Recording Metal with Eyal Levi: A Bootcamp will give you access to one of metal’s most in-demand producers and educators. You’ll also get to watch the talented and seasoned performers of Monuments show you how to record flawless takes and how to prepare to enter the studio.

Recording Metal with Eyal Levi: A Bootcamp is the definitive guide to recording and producing metal. From soup to nuts, start to finish, A to Z, you will learn everything you need to know about recording and producing a metal song.

Eyal Levi will take you inside the studio with Monuments as they record a song from scratch at Clear Lake Recording in Los Angeles. In this bootcamp, you will learn how to:

  • Prepare for a session in preproduction by choosing tempos and organizing the session
  • Record flawless drums from selection and reheading/tuning to mic choice and placement to editing
  • Record rhythm guitars
  • Record clean and lead guitars
  • Record bass guitar
  • Record, edit and tune lead vocals, harmonies, and screams
  • Mix and master from session setup to final bounce


  1. Intro to Bootcamp
  2. Purpose of Pre-Production
  3. Technical Side of Preproduction
  4. Pre-Production: Setting Up the Tempo Map
  5. Pre-Production: Importing Stems
  6. Pre-Production: Click Track
  7. Creating Tracking Templates
  8. Intro and the Tone Pie
  9. Drums - Lay of the Land
  10. Bearing Edges
  11. Wood Types
  12. Depths and Sizes
  13. Hoops
  14. Sticks and Beaters
  15. Drum Heads
  16. Drum Tuning
  17. Drum Mic Placement Intro
  18. Basic Drum Mic Setup
  19. Cymbal Mic Setup
  20. Touch Up Tuning
  21. Microphone Choice and Placement
  22. Drum Tracking Intro
  23. Getting Tones and Final Placement
  24. Primary Tracking
  25. Punching In and Comping Takes
  26. Guitar Setup and Rhythm Tone Tracking
  27. Amplifiers - Lay of the Land
  28. Amplifiers & Cab Shoot Out
  29. Guitar Cab Mic Choice and Placement
  30. Guitar Tracking and Signal Chain
  31. Finalizing Amplifier Tone
  32. Guitar Mic Shootout Round Robin
  33. Intro to Rhythm Tracking
  34. Setting Up Guitars
  35. Working with a Guitarist
  36. Final Guitar Tone and Recap
  37. Guitar Tracking with John
  38. Guitar Tracking with Ollie
  39. Final Tracking
  40. Tracking Quads
  41. Intro to Bass Tone
  42. Bass Tone Setup
  43. Bass Tone Mic Placement
  44. Bass Tracking
  45. Intro to Clean and Lead Tones
  46. Clean Guitar Tones
  47. Lead Tones
  48. Vocal Setup for Tracking
  49. Vocal Mic Selection and Setup
  50. Vocal Mic Shootout
  51. Lead Vocal Tracking
  52. Writing Harmonies
  53. Harmony Vocal Tracking
  54. Vocal Warm Ups
  55. Scream Vocal Tracking
  56. Vocal Tuning and Editing Introduction
  57. Vocal Tuning and Editing
  58. Routing and Bussing
  59. Color Coding, Labeling and Arranging Channels
  60. Setting Up Parallel Compression
  61. Setting Up Drum Triggers
  62. Gain Staging and Trim
  63. Drum Mixing - Subtractive EQ
  64. Drum Mixing - Snare
  65. Drum Mixing - Kick
  66. Drum Mixing - Toms
  67. Drum Mixing - Cymbals and Rooms
  68. Drum Mixing Recap
  69. Mixing Bass Guitar
  70. Mixing Rhythm Guitars
  71. Basic Vocal Mix
  72. Mixing Clean and Lead Guitars
  73. Mixing - Automation
  74. Mastering - Interview with Joel Wanasek



I'm on lesson 19! Already worth every dollar!!! Priceless insight!
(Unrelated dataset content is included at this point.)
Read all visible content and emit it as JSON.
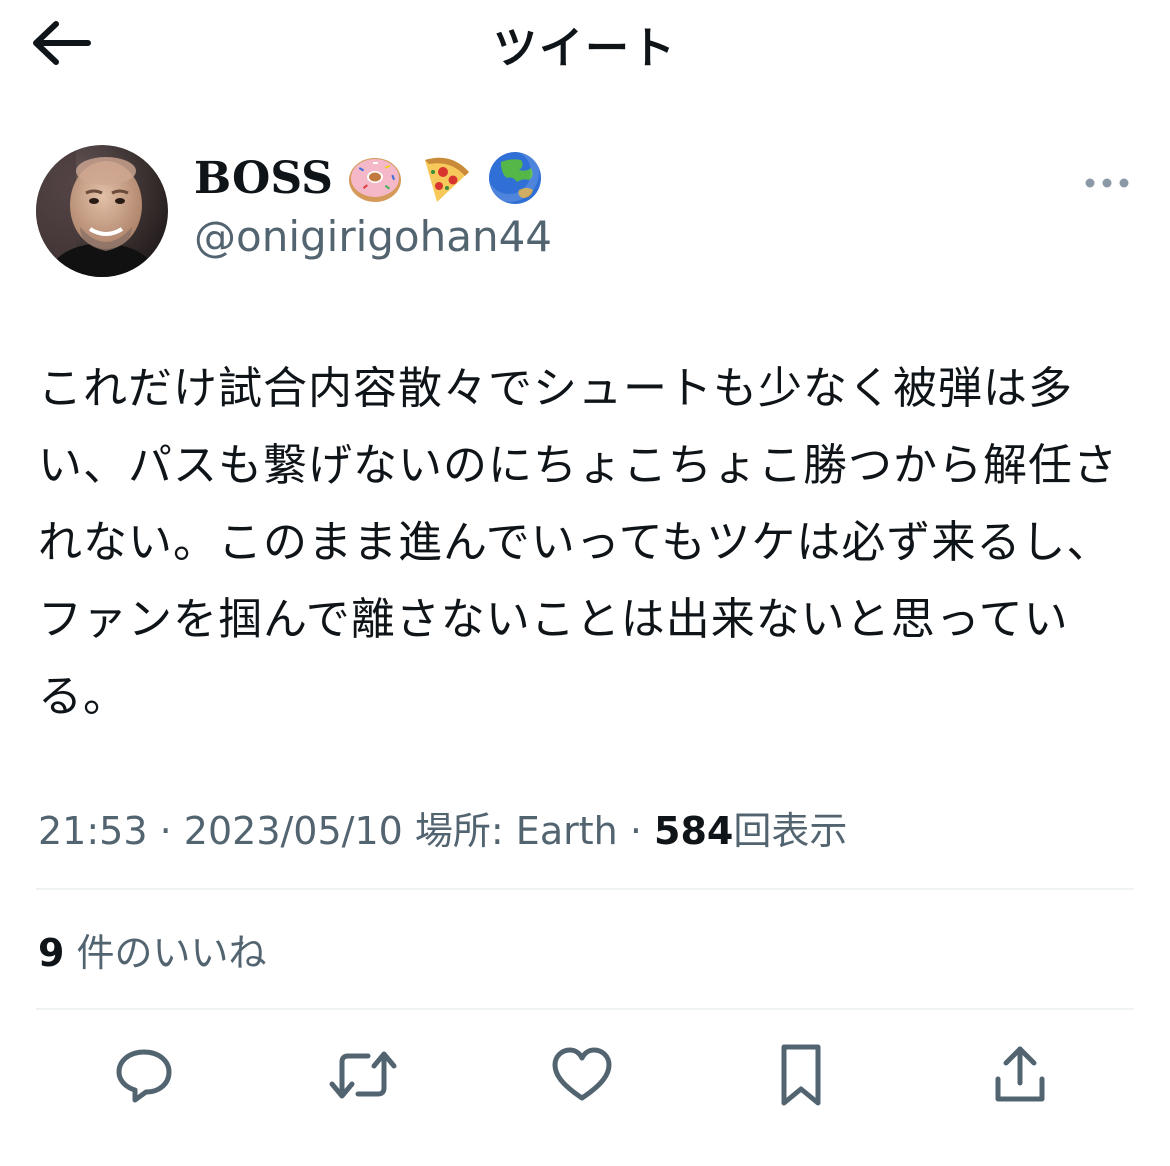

I have already incorporated some of the ideas (preproduction common sense stuff that I never thought of, but damn). VERY HAPPY with this course! ALWAYS LEARNING and looking forward to the next 50 (or whatever) lessons!!! Excellent course! GREAT PRODUCER/ENGINEER, GREAT DRUM TECH, and GREAT BAND!!!! THANK YOU!!!!!!!!
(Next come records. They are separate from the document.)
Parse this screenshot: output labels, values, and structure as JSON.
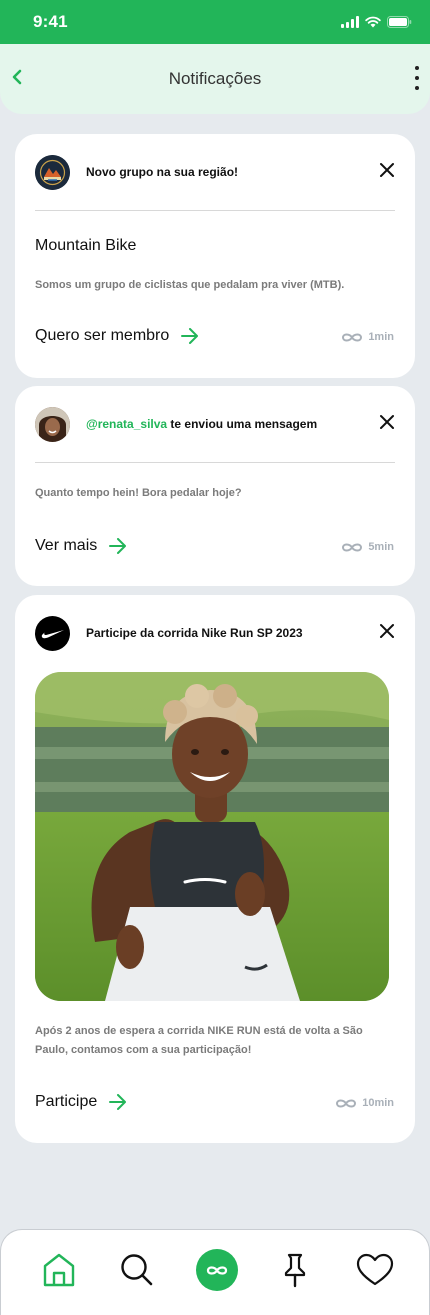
{
  "status_bar": {
    "time": "9:41"
  },
  "header": {
    "title": "Notificações"
  },
  "notifications": [
    {
      "header": "Novo grupo na sua região!",
      "title": "Mountain Bike",
      "description": "Somos um grupo de ciclistas que pedalam pra viver (MTB).",
      "cta": "Quero ser membro",
      "time": "1min"
    },
    {
      "handle": "@renata_silva",
      "header_rest": " te enviou uma mensagem",
      "description": "Quanto tempo hein! Bora pedalar hoje?",
      "cta": "Ver mais",
      "time": "5min"
    },
    {
      "header": "Participe da corrida Nike Run SP 2023",
      "description": "Após 2 anos de espera a corrida NIKE RUN está de volta a São Paulo, contamos com a sua participação!",
      "cta": "Participe",
      "time": "10min"
    }
  ],
  "tab_bar": {
    "items": [
      "home-icon",
      "search-icon",
      "infinity-icon",
      "pin-icon",
      "heart-icon"
    ],
    "active": "infinity-icon"
  },
  "colors": {
    "accent": "#22b559",
    "header_bg": "#e4f6ec",
    "page_bg": "#e6eaee",
    "muted_text": "#7b7b7b",
    "time_text": "#a9b0b8"
  }
}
I'm just part way though and I'm blown away by the quality approach Eyal takes to getting the best out of the sessions. I love how well everything is explained and Eyals calm manner is just awesome it really makes you want to listen to the gems of wisdom he offers.
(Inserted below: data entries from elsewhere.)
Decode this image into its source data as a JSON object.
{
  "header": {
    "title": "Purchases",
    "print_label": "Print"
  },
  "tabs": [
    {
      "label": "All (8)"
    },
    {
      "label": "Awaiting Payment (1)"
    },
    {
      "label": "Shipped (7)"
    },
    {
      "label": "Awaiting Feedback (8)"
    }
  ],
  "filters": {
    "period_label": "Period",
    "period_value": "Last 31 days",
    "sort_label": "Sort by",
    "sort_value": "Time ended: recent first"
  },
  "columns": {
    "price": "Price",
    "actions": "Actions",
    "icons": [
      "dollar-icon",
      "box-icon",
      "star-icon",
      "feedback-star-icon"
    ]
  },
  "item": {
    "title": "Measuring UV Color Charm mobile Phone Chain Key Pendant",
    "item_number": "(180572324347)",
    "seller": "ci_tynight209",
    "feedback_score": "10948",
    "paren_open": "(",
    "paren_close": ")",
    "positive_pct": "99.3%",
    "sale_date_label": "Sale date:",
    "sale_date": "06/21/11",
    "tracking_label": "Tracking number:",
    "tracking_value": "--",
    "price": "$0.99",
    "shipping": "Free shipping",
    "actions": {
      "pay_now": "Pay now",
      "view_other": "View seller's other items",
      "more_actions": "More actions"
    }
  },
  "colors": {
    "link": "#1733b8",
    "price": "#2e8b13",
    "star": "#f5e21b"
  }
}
Amazing knowledge is being presented here. If you want to start out recording, this should be your first step, it'll save you lots of time and get you awesome results. Highly recommended class.